* [What needs to be done]: An exact, complete copy of the entries that follow is needed.

* [Available records]:
[Start of section]
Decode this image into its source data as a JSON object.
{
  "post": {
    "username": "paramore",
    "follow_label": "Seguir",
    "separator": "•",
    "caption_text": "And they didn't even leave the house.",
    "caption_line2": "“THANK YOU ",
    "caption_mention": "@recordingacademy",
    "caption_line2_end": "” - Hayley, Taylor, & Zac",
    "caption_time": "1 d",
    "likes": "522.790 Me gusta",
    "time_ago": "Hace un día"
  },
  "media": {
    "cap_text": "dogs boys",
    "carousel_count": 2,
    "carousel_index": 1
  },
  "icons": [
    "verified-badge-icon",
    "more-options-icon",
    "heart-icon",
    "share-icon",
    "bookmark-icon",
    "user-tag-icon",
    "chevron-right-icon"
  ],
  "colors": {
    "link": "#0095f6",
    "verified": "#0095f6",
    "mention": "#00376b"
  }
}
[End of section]
* [Answer to the problem]:
Decode this image into its source data as a JSON object.
{
  "post": {
    "username": "paramore",
    "follow_label": "Seguir",
    "separator": "•",
    "caption_text": "And they didn't even leave the house.",
    "caption_line2": "“THANK YOU ",
    "caption_mention": "@recordingacademy",
    "caption_line2_end": "” - Hayley, Taylor, & Zac",
    "caption_time": "1 d",
    "likes": "522.790 Me gusta",
    "time_ago": "Hace un día"
  },
  "media": {
    "cap_text": "dogs boys",
    "carousel_count": 2,
    "carousel_index": 1
  },
  "icons": [
    "verified-badge-icon",
    "more-options-icon",
    "heart-icon",
    "share-icon",
    "bookmark-icon",
    "user-tag-icon",
    "chevron-right-icon"
  ],
  "colors": {
    "link": "#0095f6",
    "verified": "#0095f6",
    "mention": "#00376b"
  }
}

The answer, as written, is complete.